In high school I played only one sport — basketball — but in my senior year convinced our skeptical football coach that I should keep statistics for his team, something that had never been done before. At Kent State University a few years later, I was the athletic publicity director, then a position for a graduate assistant, and my favorite part of the job was keeping statistics at football and basketball games.
But what I wanted to do, I thought at the time, was write about sports, not play them or compile statistics about them. I had gone to college in Ohio to temporarily separate myself from my parents, but my dream job was to get a job at the Syracuse Herald-Journal (no longer in business) and cover Syracuse University football. I loved watching the Orangemen (now simply the Orange, a whole other story).

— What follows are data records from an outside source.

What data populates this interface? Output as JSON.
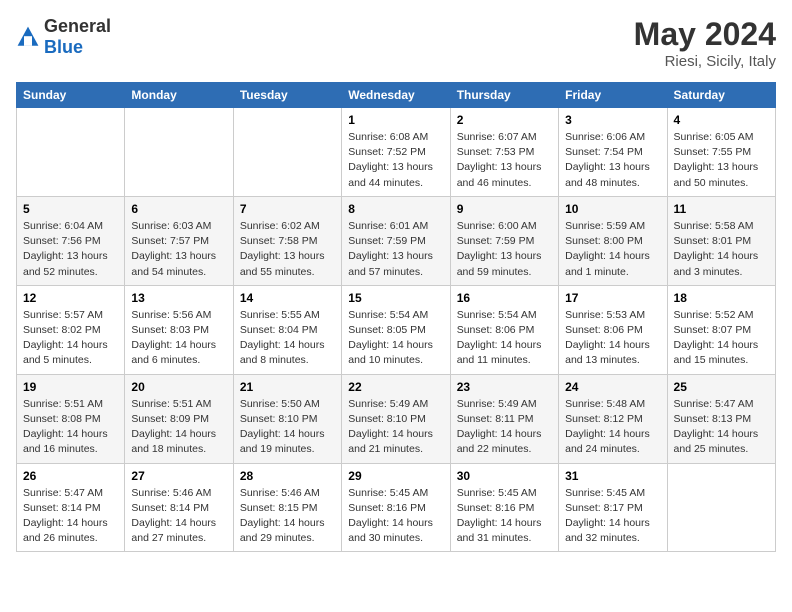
{
  "logo": {
    "text_general": "General",
    "text_blue": "Blue"
  },
  "title": {
    "month_year": "May 2024",
    "location": "Riesi, Sicily, Italy"
  },
  "weekdays": [
    "Sunday",
    "Monday",
    "Tuesday",
    "Wednesday",
    "Thursday",
    "Friday",
    "Saturday"
  ],
  "weeks": [
    [
      {
        "day": "",
        "sunrise": "",
        "sunset": "",
        "daylight": ""
      },
      {
        "day": "",
        "sunrise": "",
        "sunset": "",
        "daylight": ""
      },
      {
        "day": "",
        "sunrise": "",
        "sunset": "",
        "daylight": ""
      },
      {
        "day": "1",
        "sunrise": "Sunrise: 6:08 AM",
        "sunset": "Sunset: 7:52 PM",
        "daylight": "Daylight: 13 hours and 44 minutes."
      },
      {
        "day": "2",
        "sunrise": "Sunrise: 6:07 AM",
        "sunset": "Sunset: 7:53 PM",
        "daylight": "Daylight: 13 hours and 46 minutes."
      },
      {
        "day": "3",
        "sunrise": "Sunrise: 6:06 AM",
        "sunset": "Sunset: 7:54 PM",
        "daylight": "Daylight: 13 hours and 48 minutes."
      },
      {
        "day": "4",
        "sunrise": "Sunrise: 6:05 AM",
        "sunset": "Sunset: 7:55 PM",
        "daylight": "Daylight: 13 hours and 50 minutes."
      }
    ],
    [
      {
        "day": "5",
        "sunrise": "Sunrise: 6:04 AM",
        "sunset": "Sunset: 7:56 PM",
        "daylight": "Daylight: 13 hours and 52 minutes."
      },
      {
        "day": "6",
        "sunrise": "Sunrise: 6:03 AM",
        "sunset": "Sunset: 7:57 PM",
        "daylight": "Daylight: 13 hours and 54 minutes."
      },
      {
        "day": "7",
        "sunrise": "Sunrise: 6:02 AM",
        "sunset": "Sunset: 7:58 PM",
        "daylight": "Daylight: 13 hours and 55 minutes."
      },
      {
        "day": "8",
        "sunrise": "Sunrise: 6:01 AM",
        "sunset": "Sunset: 7:59 PM",
        "daylight": "Daylight: 13 hours and 57 minutes."
      },
      {
        "day": "9",
        "sunrise": "Sunrise: 6:00 AM",
        "sunset": "Sunset: 7:59 PM",
        "daylight": "Daylight: 13 hours and 59 minutes."
      },
      {
        "day": "10",
        "sunrise": "Sunrise: 5:59 AM",
        "sunset": "Sunset: 8:00 PM",
        "daylight": "Daylight: 14 hours and 1 minute."
      },
      {
        "day": "11",
        "sunrise": "Sunrise: 5:58 AM",
        "sunset": "Sunset: 8:01 PM",
        "daylight": "Daylight: 14 hours and 3 minutes."
      }
    ],
    [
      {
        "day": "12",
        "sunrise": "Sunrise: 5:57 AM",
        "sunset": "Sunset: 8:02 PM",
        "daylight": "Daylight: 14 hours and 5 minutes."
      },
      {
        "day": "13",
        "sunrise": "Sunrise: 5:56 AM",
        "sunset": "Sunset: 8:03 PM",
        "daylight": "Daylight: 14 hours and 6 minutes."
      },
      {
        "day": "14",
        "sunrise": "Sunrise: 5:55 AM",
        "sunset": "Sunset: 8:04 PM",
        "daylight": "Daylight: 14 hours and 8 minutes."
      },
      {
        "day": "15",
        "sunrise": "Sunrise: 5:54 AM",
        "sunset": "Sunset: 8:05 PM",
        "daylight": "Daylight: 14 hours and 10 minutes."
      },
      {
        "day": "16",
        "sunrise": "Sunrise: 5:54 AM",
        "sunset": "Sunset: 8:06 PM",
        "daylight": "Daylight: 14 hours and 11 minutes."
      },
      {
        "day": "17",
        "sunrise": "Sunrise: 5:53 AM",
        "sunset": "Sunset: 8:06 PM",
        "daylight": "Daylight: 14 hours and 13 minutes."
      },
      {
        "day": "18",
        "sunrise": "Sunrise: 5:52 AM",
        "sunset": "Sunset: 8:07 PM",
        "daylight": "Daylight: 14 hours and 15 minutes."
      }
    ],
    [
      {
        "day": "19",
        "sunrise": "Sunrise: 5:51 AM",
        "sunset": "Sunset: 8:08 PM",
        "daylight": "Daylight: 14 hours and 16 minutes."
      },
      {
        "day": "20",
        "sunrise": "Sunrise: 5:51 AM",
        "sunset": "Sunset: 8:09 PM",
        "daylight": "Daylight: 14 hours and 18 minutes."
      },
      {
        "day": "21",
        "sunrise": "Sunrise: 5:50 AM",
        "sunset": "Sunset: 8:10 PM",
        "daylight": "Daylight: 14 hours and 19 minutes."
      },
      {
        "day": "22",
        "sunrise": "Sunrise: 5:49 AM",
        "sunset": "Sunset: 8:10 PM",
        "daylight": "Daylight: 14 hours and 21 minutes."
      },
      {
        "day": "23",
        "sunrise": "Sunrise: 5:49 AM",
        "sunset": "Sunset: 8:11 PM",
        "daylight": "Daylight: 14 hours and 22 minutes."
      },
      {
        "day": "24",
        "sunrise": "Sunrise: 5:48 AM",
        "sunset": "Sunset: 8:12 PM",
        "daylight": "Daylight: 14 hours and 24 minutes."
      },
      {
        "day": "25",
        "sunrise": "Sunrise: 5:47 AM",
        "sunset": "Sunset: 8:13 PM",
        "daylight": "Daylight: 14 hours and 25 minutes."
      }
    ],
    [
      {
        "day": "26",
        "sunrise": "Sunrise: 5:47 AM",
        "sunset": "Sunset: 8:14 PM",
        "daylight": "Daylight: 14 hours and 26 minutes."
      },
      {
        "day": "27",
        "sunrise": "Sunrise: 5:46 AM",
        "sunset": "Sunset: 8:14 PM",
        "daylight": "Daylight: 14 hours and 27 minutes."
      },
      {
        "day": "28",
        "sunrise": "Sunrise: 5:46 AM",
        "sunset": "Sunset: 8:15 PM",
        "daylight": "Daylight: 14 hours and 29 minutes."
      },
      {
        "day": "29",
        "sunrise": "Sunrise: 5:45 AM",
        "sunset": "Sunset: 8:16 PM",
        "daylight": "Daylight: 14 hours and 30 minutes."
      },
      {
        "day": "30",
        "sunrise": "Sunrise: 5:45 AM",
        "sunset": "Sunset: 8:16 PM",
        "daylight": "Daylight: 14 hours and 31 minutes."
      },
      {
        "day": "31",
        "sunrise": "Sunrise: 5:45 AM",
        "sunset": "Sunset: 8:17 PM",
        "daylight": "Daylight: 14 hours and 32 minutes."
      },
      {
        "day": "",
        "sunrise": "",
        "sunset": "",
        "daylight": ""
      }
    ]
  ]
}
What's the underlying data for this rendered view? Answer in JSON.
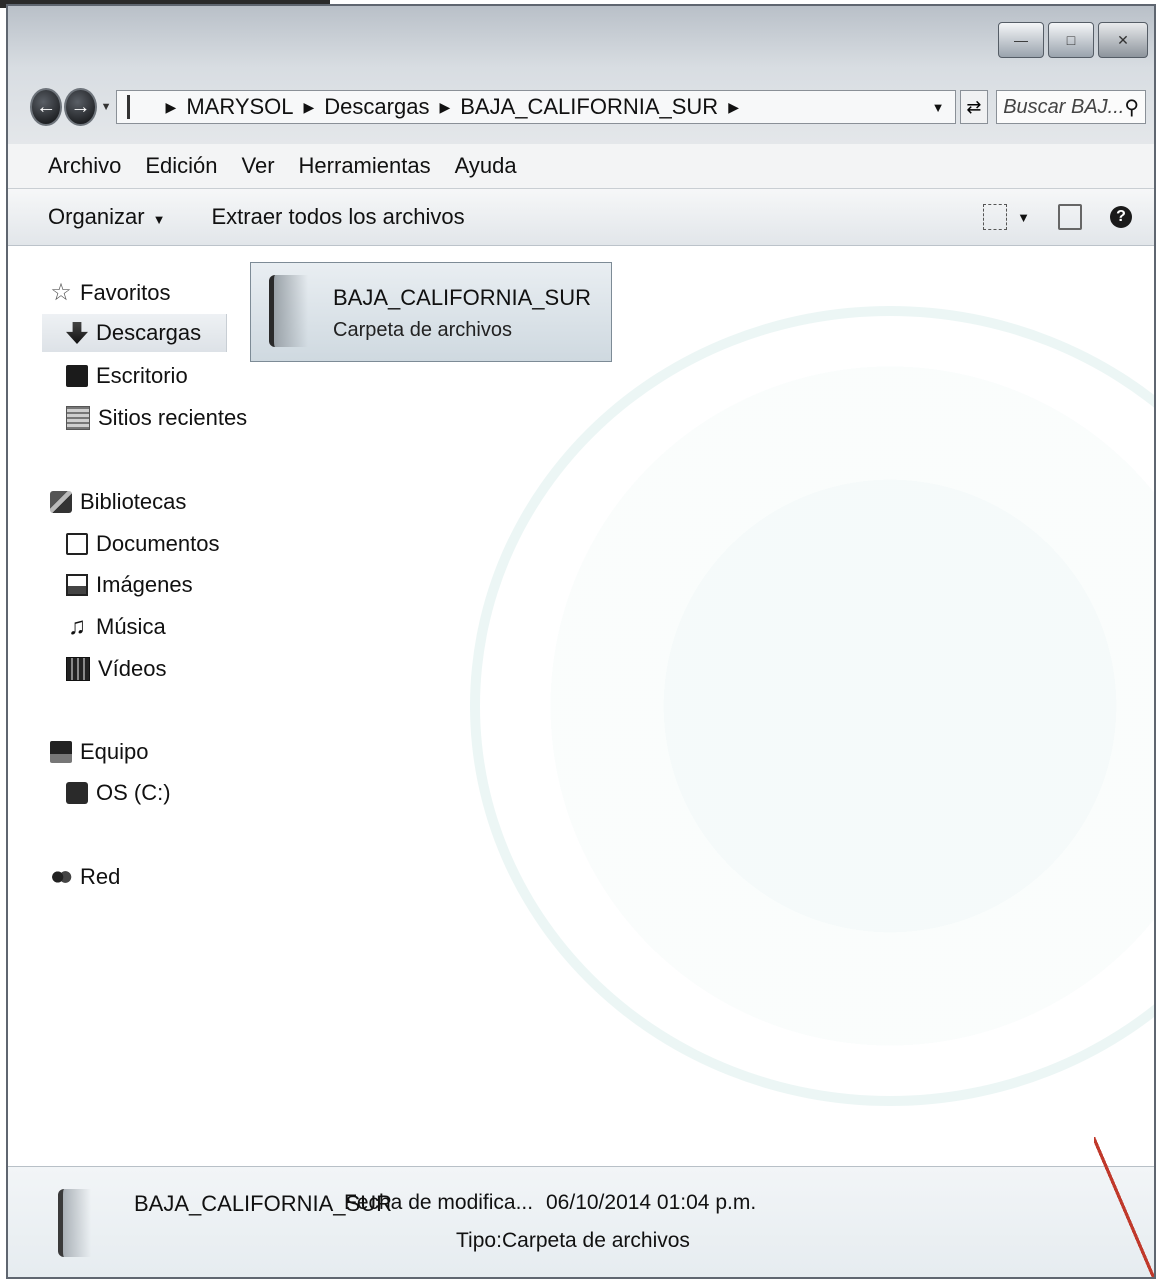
{
  "address_bar": {
    "crumbs": [
      "MARYSOL",
      "Descargas",
      "BAJA_CALIFORNIA_SUR"
    ]
  },
  "search": {
    "placeholder": "Buscar BAJ..."
  },
  "menu": [
    "Archivo",
    "Edición",
    "Ver",
    "Herramientas",
    "Ayuda"
  ],
  "toolbar": {
    "organize_label": "Organizar",
    "extract_label": "Extraer todos los archivos"
  },
  "nav": {
    "favorites": {
      "label": "Favoritos",
      "items": [
        "Descargas",
        "Escritorio",
        "Sitios recientes"
      ]
    },
    "libraries": {
      "label": "Bibliotecas",
      "items": [
        "Documentos",
        "Imágenes",
        "Música",
        "Vídeos"
      ]
    },
    "computer": {
      "label": "Equipo",
      "items": [
        "OS (C:)"
      ]
    },
    "network": {
      "label": "Red"
    }
  },
  "content": {
    "items": [
      {
        "name": "BAJA_CALIFORNIA_SUR",
        "type": "Carpeta de archivos"
      }
    ]
  },
  "details": {
    "name": "BAJA_CALIFORNIA_SUR",
    "modified_label": "Fecha de modifica...",
    "modified_value": "06/10/2014 01:04 p.m.",
    "type_label": "Tipo:",
    "type_value": "Carpeta de archivos"
  },
  "icons": {
    "back": "back-arrow-icon",
    "forward": "forward-arrow-icon",
    "refresh": "refresh-icon",
    "search": "search-icon",
    "help": "help-icon"
  }
}
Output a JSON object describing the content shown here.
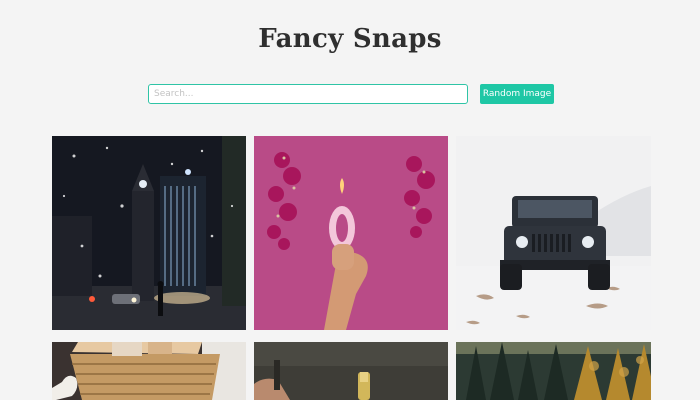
{
  "header": {
    "title": "Fancy Snaps"
  },
  "search": {
    "placeholder": "Search...",
    "value": ""
  },
  "toolbar": {
    "random_label": "Random Image"
  },
  "colors": {
    "accent": "#1ec7a5",
    "background": "#f4f4f4",
    "title": "#2f2f2f"
  },
  "gallery": {
    "images": [
      {
        "subject": "night city street in snow"
      },
      {
        "subject": "hand holding number zero birthday candle"
      },
      {
        "subject": "black jeep in snow"
      },
      {
        "subject": "woven basket"
      },
      {
        "subject": "bottle on dark background"
      },
      {
        "subject": "autumn forest"
      }
    ]
  }
}
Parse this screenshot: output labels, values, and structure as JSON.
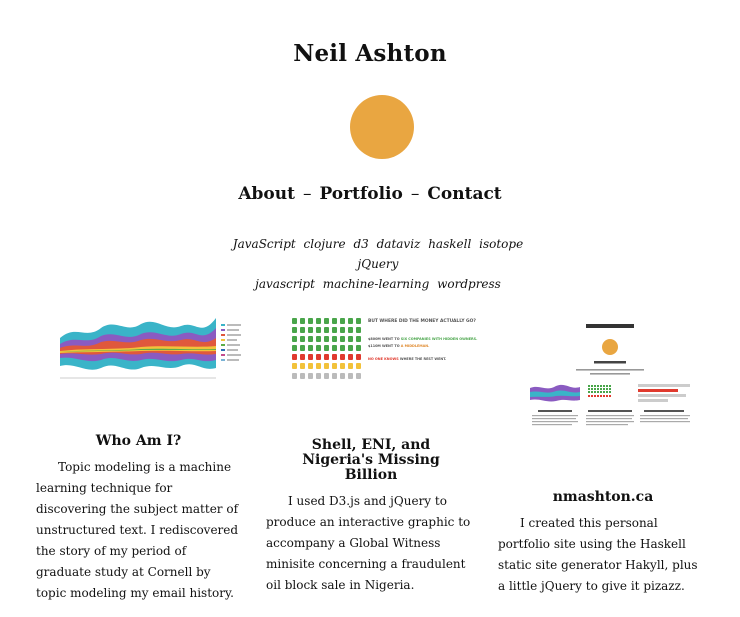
{
  "site": {
    "title": "Neil Ashton",
    "accent_color": "#e9a641"
  },
  "nav": {
    "items": [
      "About",
      "Portfolio",
      "Contact"
    ],
    "separator": "–"
  },
  "tags": {
    "row1": [
      "JavaScript",
      "clojure",
      "d3",
      "dataviz",
      "haskell",
      "isotope",
      "jQuery"
    ],
    "row2": [
      "javascript",
      "machine-learning",
      "wordpress"
    ]
  },
  "projects": [
    {
      "thumb_icon": "streamgraph-thumbnail",
      "title": "Who Am I?",
      "description": "Topic modeling is a machine learning technique for discovering the subject matter of unstructured text. I rediscovered the story of my period of graduate study at Cornell by topic modeling my email history."
    },
    {
      "thumb_icon": "money-infographic-thumbnail",
      "title": "Shell, ENI, and Nigeria's Missing Billion",
      "description": "I used D3.js and jQuery to produce an interactive graphic to accompany a Global Witness minisite concerning a fraudulent oil block sale in Nigeria.",
      "thumb_text": {
        "headline": "BUT WHERE DID THE MONEY ACTUALLY GO?",
        "line1a": "$800M WENT TO ",
        "line1b": "SIX COMPANIES WITH HIDDEN OWNERS.",
        "line1c": " $110M WENT TO ",
        "line1d": "A MIDDLEMAN.",
        "line2a": "NO ONE KNOWS",
        "line2b": " WHERE THE REST WENT."
      }
    },
    {
      "thumb_icon": "site-preview-thumbnail",
      "title": "nmashton.ca",
      "description": "I created this personal portfolio site using the Haskell static site generator Hakyll, plus a little jQuery to give it pizazz."
    }
  ]
}
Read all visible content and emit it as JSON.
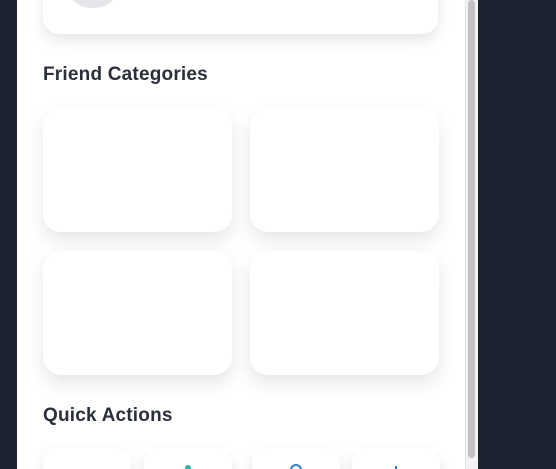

And soon I got a job at the Herald-Journal, but not in the sports department, though an understanding city editor named Bill Cotter sent me to SU football games to write "color" or feature stories about the crowd and anything interesting that might have happened off the field. I got to cover some high school football, too.
I LEARNED two important things from my Herald-Journal experience: (1) I wasn't a good news reporter and (2) sports were much more fun to play than to write about. That's when another lifelong interest came to the fore.
One of the fun things about growing up in Solvay in the 1940s and '50s was having a movie theater within walking distance. Those were the days of the double feature and the large downtown movie houses. There were, I think, five theaters in downtown Syracuse. And in those days movies played a couple of weeks in the big theaters, then disappeared until they showed up a month or so later in small theaters scattered around Syracuse and surrounding villages.
When I was young there were two small theaters in Solvay – Allen's and Craig's (or the Community). A larger theater, located at one of the area's first strip malls, would come along in the 1950s, but I became a movie junkie at Craig's which would change its attractions every two or three days, usually a double feature Wednesday and Thursday, another pair of films Friday and Saturday, and perhaps an MGM musical extravaganza Sunday through Tuesday.
My parents, as they grew to trust my judgment, allowed me to see almost every movie that Craig's offered. Of course, sometimes they tagged along or took me with them to one of the Syracuse neighborhood theaters, which is how my father and I saw the excruciatingly dull "The Red Shoes" at the Cameo Theater. My mother enjoyed it; she must have told my father beforehand it was a bloody murder film.
SO IN 1962 when there was an opening at the Akron Beacon-Journal for someone to write for the newspaper's new television magazine, I went for it. The job included interviewing celebrities who appeared on the then-Cleveland-based "Mike Douglas Show." It also included writing descriptions of television programs and compiling listings for the Cleveland and Akron channels. And when the movie critic was on vacation, I'd fill in for him.
I had a few things going for me. While a student at Kent State I had taken editing courses from the Beacon-Journal's managing editor, Murray Powers. I knew the difference between NBC, CBS and ABC. I didn't look disappointed when told my first assignment would involve interviewing Bongo Bailey, a chimpanzee. Which meant my goals did not include winning a Pulitzer Prize.
In short, I got the job. And it was the kind of job that quickly convinced me I had made the right career choice. What came later — planning, editing and layout of the TV magazine was frosting on the cake. Even the one assignment that occasionally bugged me — a page of stories about and contests for children – would become a favorite part of my job when I worked in Providence and created my own page for kids.
The Providence Journal, which introduced me to computers and my beloved Mac, prepared me for a happy retirement because I'm still doing what I enjoy.